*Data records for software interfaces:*
========================================================================
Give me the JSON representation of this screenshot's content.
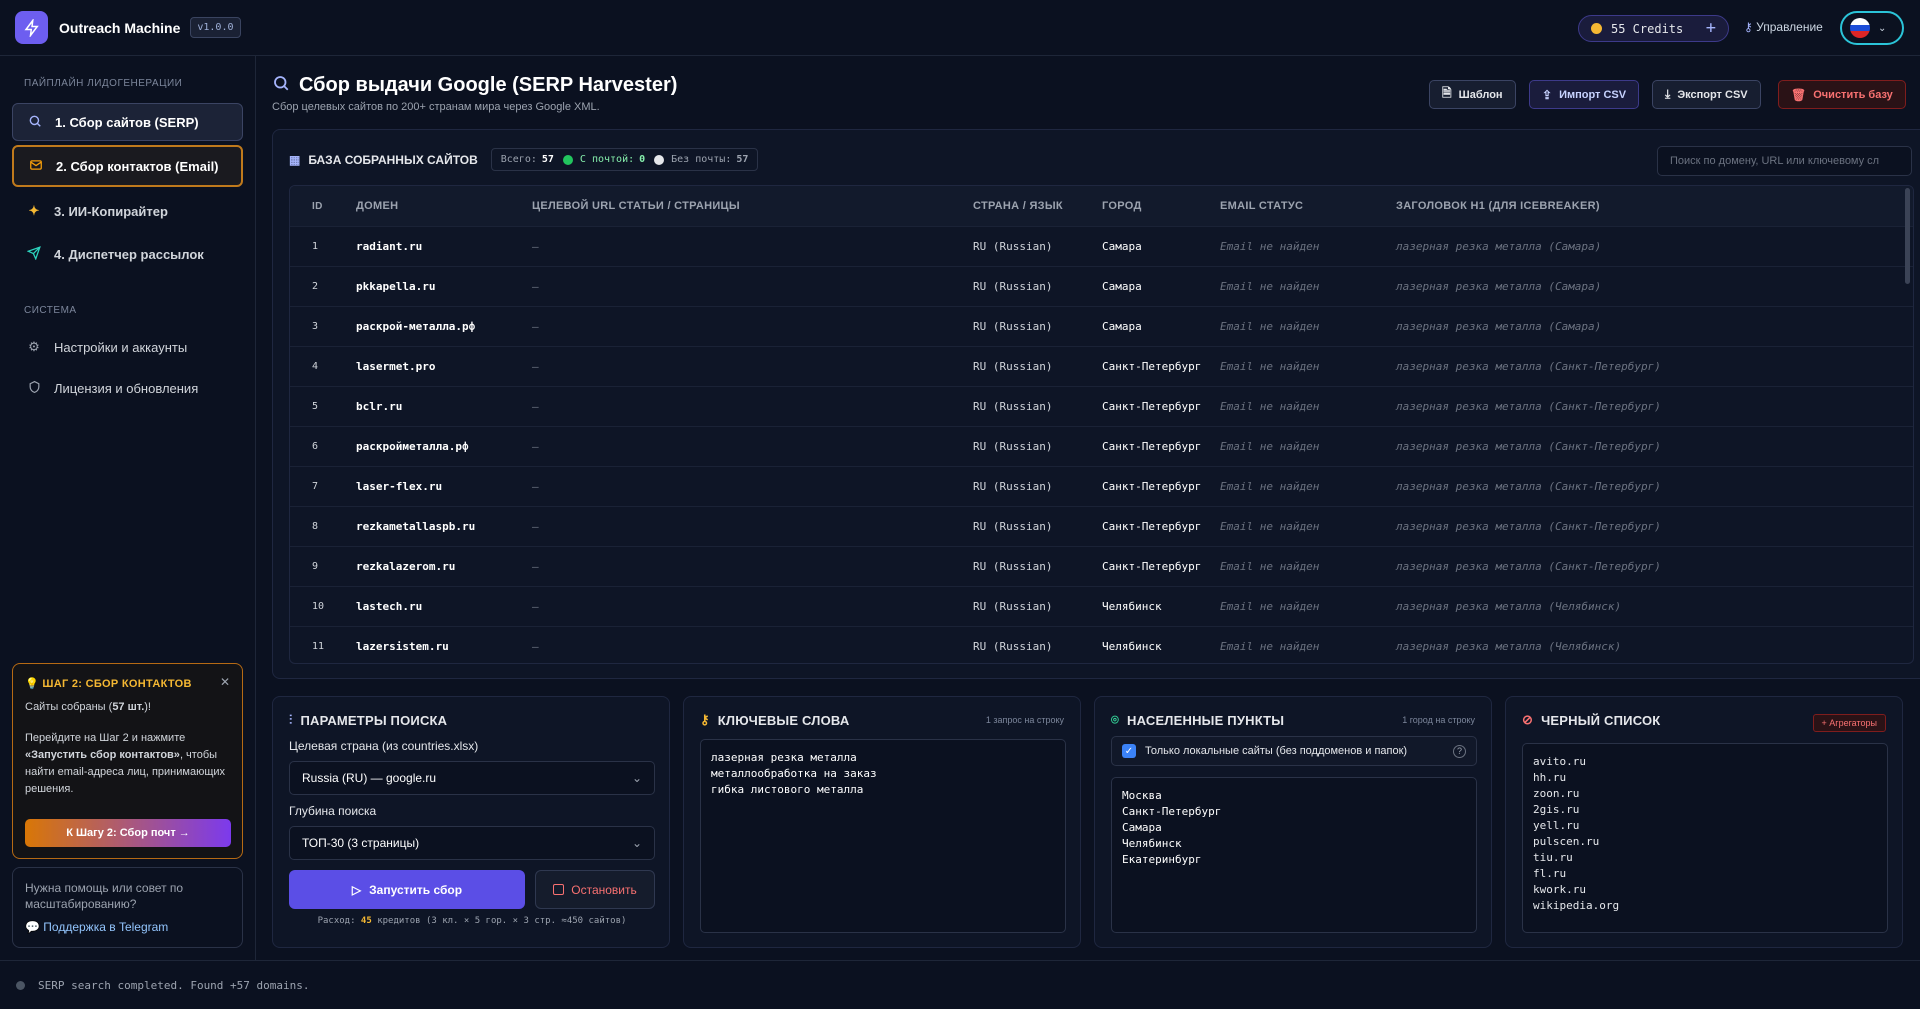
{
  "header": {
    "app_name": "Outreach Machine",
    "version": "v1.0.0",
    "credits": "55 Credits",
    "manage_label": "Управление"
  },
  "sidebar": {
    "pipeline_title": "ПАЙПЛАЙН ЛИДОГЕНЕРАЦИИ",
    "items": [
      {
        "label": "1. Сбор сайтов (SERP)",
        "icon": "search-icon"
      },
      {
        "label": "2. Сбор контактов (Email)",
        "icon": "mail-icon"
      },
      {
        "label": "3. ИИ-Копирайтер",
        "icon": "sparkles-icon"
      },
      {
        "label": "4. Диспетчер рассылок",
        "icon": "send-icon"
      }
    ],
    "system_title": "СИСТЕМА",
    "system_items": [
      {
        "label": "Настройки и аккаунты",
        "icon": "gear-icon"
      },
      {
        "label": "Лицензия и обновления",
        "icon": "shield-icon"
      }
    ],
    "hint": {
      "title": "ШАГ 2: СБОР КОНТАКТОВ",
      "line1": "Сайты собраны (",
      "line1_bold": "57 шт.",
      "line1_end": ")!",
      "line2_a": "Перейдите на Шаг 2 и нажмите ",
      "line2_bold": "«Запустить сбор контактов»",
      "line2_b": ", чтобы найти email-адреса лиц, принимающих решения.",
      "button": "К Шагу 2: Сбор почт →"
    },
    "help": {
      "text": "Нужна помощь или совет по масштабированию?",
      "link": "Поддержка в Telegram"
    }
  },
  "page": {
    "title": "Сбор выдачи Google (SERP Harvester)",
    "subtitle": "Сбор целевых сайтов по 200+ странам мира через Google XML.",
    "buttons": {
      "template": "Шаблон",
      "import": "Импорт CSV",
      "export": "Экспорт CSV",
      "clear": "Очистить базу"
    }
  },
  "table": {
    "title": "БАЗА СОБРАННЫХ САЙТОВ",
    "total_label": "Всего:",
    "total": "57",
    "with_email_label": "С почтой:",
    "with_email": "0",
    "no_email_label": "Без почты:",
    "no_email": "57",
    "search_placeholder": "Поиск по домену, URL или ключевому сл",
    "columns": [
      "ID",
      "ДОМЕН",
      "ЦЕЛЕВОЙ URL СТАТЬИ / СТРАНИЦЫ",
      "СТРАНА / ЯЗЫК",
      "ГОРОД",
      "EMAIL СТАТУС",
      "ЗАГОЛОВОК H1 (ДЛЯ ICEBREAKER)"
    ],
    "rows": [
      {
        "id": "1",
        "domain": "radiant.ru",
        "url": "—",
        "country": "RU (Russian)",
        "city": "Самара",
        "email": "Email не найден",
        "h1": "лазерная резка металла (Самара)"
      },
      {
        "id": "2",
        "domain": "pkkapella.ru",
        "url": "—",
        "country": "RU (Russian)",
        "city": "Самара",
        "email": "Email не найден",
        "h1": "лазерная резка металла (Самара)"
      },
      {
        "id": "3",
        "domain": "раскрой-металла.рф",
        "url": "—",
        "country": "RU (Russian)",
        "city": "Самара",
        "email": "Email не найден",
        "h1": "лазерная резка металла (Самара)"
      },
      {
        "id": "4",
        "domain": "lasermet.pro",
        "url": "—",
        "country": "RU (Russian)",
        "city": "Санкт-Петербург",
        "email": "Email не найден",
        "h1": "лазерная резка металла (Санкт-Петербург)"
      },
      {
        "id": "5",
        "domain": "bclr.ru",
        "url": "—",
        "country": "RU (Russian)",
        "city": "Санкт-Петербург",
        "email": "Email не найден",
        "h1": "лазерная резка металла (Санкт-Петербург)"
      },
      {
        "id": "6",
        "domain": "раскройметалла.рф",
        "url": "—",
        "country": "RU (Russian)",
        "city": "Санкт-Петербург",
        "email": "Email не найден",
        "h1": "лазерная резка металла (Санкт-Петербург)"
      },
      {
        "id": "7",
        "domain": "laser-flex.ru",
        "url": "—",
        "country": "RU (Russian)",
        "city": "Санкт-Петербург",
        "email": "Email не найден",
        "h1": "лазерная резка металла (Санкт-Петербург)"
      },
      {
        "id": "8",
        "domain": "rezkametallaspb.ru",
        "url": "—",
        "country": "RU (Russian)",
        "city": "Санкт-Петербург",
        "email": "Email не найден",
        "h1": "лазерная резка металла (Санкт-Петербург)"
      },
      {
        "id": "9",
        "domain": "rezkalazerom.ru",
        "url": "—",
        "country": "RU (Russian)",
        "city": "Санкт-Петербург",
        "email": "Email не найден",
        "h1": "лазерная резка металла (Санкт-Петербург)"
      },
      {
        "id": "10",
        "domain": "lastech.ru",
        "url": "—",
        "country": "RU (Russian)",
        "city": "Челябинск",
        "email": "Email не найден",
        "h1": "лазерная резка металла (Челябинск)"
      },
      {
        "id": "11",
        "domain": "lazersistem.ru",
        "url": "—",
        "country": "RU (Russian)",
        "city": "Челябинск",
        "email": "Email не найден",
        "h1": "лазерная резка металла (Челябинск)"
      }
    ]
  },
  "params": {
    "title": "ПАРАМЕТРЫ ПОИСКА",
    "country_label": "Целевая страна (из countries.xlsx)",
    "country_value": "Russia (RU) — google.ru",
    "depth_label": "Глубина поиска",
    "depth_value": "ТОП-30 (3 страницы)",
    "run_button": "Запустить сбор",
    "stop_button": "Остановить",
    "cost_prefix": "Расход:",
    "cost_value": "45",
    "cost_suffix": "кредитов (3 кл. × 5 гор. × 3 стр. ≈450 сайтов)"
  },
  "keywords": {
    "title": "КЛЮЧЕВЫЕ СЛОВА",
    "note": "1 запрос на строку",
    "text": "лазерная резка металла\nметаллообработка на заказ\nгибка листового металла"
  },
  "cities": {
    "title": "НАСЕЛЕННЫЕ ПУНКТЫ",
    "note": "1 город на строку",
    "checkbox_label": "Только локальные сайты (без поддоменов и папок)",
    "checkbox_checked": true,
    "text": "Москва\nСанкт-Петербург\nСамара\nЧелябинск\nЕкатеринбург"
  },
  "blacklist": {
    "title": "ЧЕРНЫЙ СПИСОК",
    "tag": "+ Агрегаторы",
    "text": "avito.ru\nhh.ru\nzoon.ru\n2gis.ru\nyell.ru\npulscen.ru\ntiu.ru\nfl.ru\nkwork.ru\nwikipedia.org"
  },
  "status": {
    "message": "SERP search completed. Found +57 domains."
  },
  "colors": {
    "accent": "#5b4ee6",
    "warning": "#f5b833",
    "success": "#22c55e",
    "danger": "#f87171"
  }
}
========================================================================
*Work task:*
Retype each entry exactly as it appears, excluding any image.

*Result of this task:*
Give me the JSON representation of this screenshot's content.
{
  "header": {
    "app_name": "Outreach Machine",
    "version": "v1.0.0",
    "credits": "55 Credits",
    "manage_label": "Управление"
  },
  "sidebar": {
    "pipeline_title": "ПАЙПЛАЙН ЛИДОГЕНЕРАЦИИ",
    "items": [
      {
        "label": "1. Сбор сайтов (SERP)",
        "icon": "search-icon"
      },
      {
        "label": "2. Сбор контактов (Email)",
        "icon": "mail-icon"
      },
      {
        "label": "3. ИИ-Копирайтер",
        "icon": "sparkles-icon"
      },
      {
        "label": "4. Диспетчер рассылок",
        "icon": "send-icon"
      }
    ],
    "system_title": "СИСТЕМА",
    "system_items": [
      {
        "label": "Настройки и аккаунты",
        "icon": "gear-icon"
      },
      {
        "label": "Лицензия и обновления",
        "icon": "shield-icon"
      }
    ],
    "hint": {
      "title": "ШАГ 2: СБОР КОНТАКТОВ",
      "line1": "Сайты собраны (",
      "line1_bold": "57 шт.",
      "line1_end": ")!",
      "line2_a": "Перейдите на Шаг 2 и нажмите ",
      "line2_bold": "«Запустить сбор контактов»",
      "line2_b": ", чтобы найти email-адреса лиц, принимающих решения.",
      "button": "К Шагу 2: Сбор почт →"
    },
    "help": {
      "text": "Нужна помощь или совет по масштабированию?",
      "link": "Поддержка в Telegram"
    }
  },
  "page": {
    "title": "Сбор выдачи Google (SERP Harvester)",
    "subtitle": "Сбор целевых сайтов по 200+ странам мира через Google XML.",
    "buttons": {
      "template": "Шаблон",
      "import": "Импорт CSV",
      "export": "Экспорт CSV",
      "clear": "Очистить базу"
    }
  },
  "table": {
    "title": "БАЗА СОБРАННЫХ САЙТОВ",
    "total_label": "Всего:",
    "total": "57",
    "with_email_label": "С почтой:",
    "with_email": "0",
    "no_email_label": "Без почты:",
    "no_email": "57",
    "search_placeholder": "Поиск по домену, URL или ключевому сл",
    "columns": [
      "ID",
      "ДОМЕН",
      "ЦЕЛЕВОЙ URL СТАТЬИ / СТРАНИЦЫ",
      "СТРАНА / ЯЗЫК",
      "ГОРОД",
      "EMAIL СТАТУС",
      "ЗАГОЛОВОК H1 (ДЛЯ ICEBREAKER)"
    ],
    "rows": [
      {
        "id": "1",
        "domain": "radiant.ru",
        "url": "—",
        "country": "RU (Russian)",
        "city": "Самара",
        "email": "Email не найден",
        "h1": "лазерная резка металла (Самара)"
      },
      {
        "id": "2",
        "domain": "pkkapella.ru",
        "url": "—",
        "country": "RU (Russian)",
        "city": "Самара",
        "email": "Email не найден",
        "h1": "лазерная резка металла (Самара)"
      },
      {
        "id": "3",
        "domain": "раскрой-металла.рф",
        "url": "—",
        "country": "RU (Russian)",
        "city": "Самара",
        "email": "Email не найден",
        "h1": "лазерная резка металла (Самара)"
      },
      {
        "id": "4",
        "domain": "lasermet.pro",
        "url": "—",
        "country": "RU (Russian)",
        "city": "Санкт-Петербург",
        "email": "Email не найден",
        "h1": "лазерная резка металла (Санкт-Петербург)"
      },
      {
        "id": "5",
        "domain": "bclr.ru",
        "url": "—",
        "country": "RU (Russian)",
        "city": "Санкт-Петербург",
        "email": "Email не найден",
        "h1": "лазерная резка металла (Санкт-Петербург)"
      },
      {
        "id": "6",
        "domain": "раскройметалла.рф",
        "url": "—",
        "country": "RU (Russian)",
        "city": "Санкт-Петербург",
        "email": "Email не найден",
        "h1": "лазерная резка металла (Санкт-Петербург)"
      },
      {
        "id": "7",
        "domain": "laser-flex.ru",
        "url": "—",
        "country": "RU (Russian)",
        "city": "Санкт-Петербург",
        "email": "Email не найден",
        "h1": "лазерная резка металла (Санкт-Петербург)"
      },
      {
        "id": "8",
        "domain": "rezkametallaspb.ru",
        "url": "—",
        "country": "RU (Russian)",
        "city": "Санкт-Петербург",
        "email": "Email не найден",
        "h1": "лазерная резка металла (Санкт-Петербург)"
      },
      {
        "id": "9",
        "domain": "rezkalazerom.ru",
        "url": "—",
        "country": "RU (Russian)",
        "city": "Санкт-Петербург",
        "email": "Email не найден",
        "h1": "лазерная резка металла (Санкт-Петербург)"
      },
      {
        "id": "10",
        "domain": "lastech.ru",
        "url": "—",
        "country": "RU (Russian)",
        "city": "Челябинск",
        "email": "Email не найден",
        "h1": "лазерная резка металла (Челябинск)"
      },
      {
        "id": "11",
        "domain": "lazersistem.ru",
        "url": "—",
        "country": "RU (Russian)",
        "city": "Челябинск",
        "email": "Email не найден",
        "h1": "лазерная резка металла (Челябинск)"
      }
    ]
  },
  "params": {
    "title": "ПАРАМЕТРЫ ПОИСКА",
    "country_label": "Целевая страна (из countries.xlsx)",
    "country_value": "Russia (RU) — google.ru",
    "depth_label": "Глубина поиска",
    "depth_value": "ТОП-30 (3 страницы)",
    "run_button": "Запустить сбор",
    "stop_button": "Остановить",
    "cost_prefix": "Расход:",
    "cost_value": "45",
    "cost_suffix": "кредитов (3 кл. × 5 гор. × 3 стр. ≈450 сайтов)"
  },
  "keywords": {
    "title": "КЛЮЧЕВЫЕ СЛОВА",
    "note": "1 запрос на строку",
    "text": "лазерная резка металла\nметаллообработка на заказ\nгибка листового металла"
  },
  "cities": {
    "title": "НАСЕЛЕННЫЕ ПУНКТЫ",
    "note": "1 город на строку",
    "checkbox_label": "Только локальные сайты (без поддоменов и папок)",
    "checkbox_checked": true,
    "text": "Москва\nСанкт-Петербург\nСамара\nЧелябинск\nЕкатеринбург"
  },
  "blacklist": {
    "title": "ЧЕРНЫЙ СПИСОК",
    "tag": "+ Агрегаторы",
    "text": "avito.ru\nhh.ru\nzoon.ru\n2gis.ru\nyell.ru\npulscen.ru\ntiu.ru\nfl.ru\nkwork.ru\nwikipedia.org"
  },
  "status": {
    "message": "SERP search completed. Found +57 domains."
  },
  "colors": {
    "accent": "#5b4ee6",
    "warning": "#f5b833",
    "success": "#22c55e",
    "danger": "#f87171"
  }
}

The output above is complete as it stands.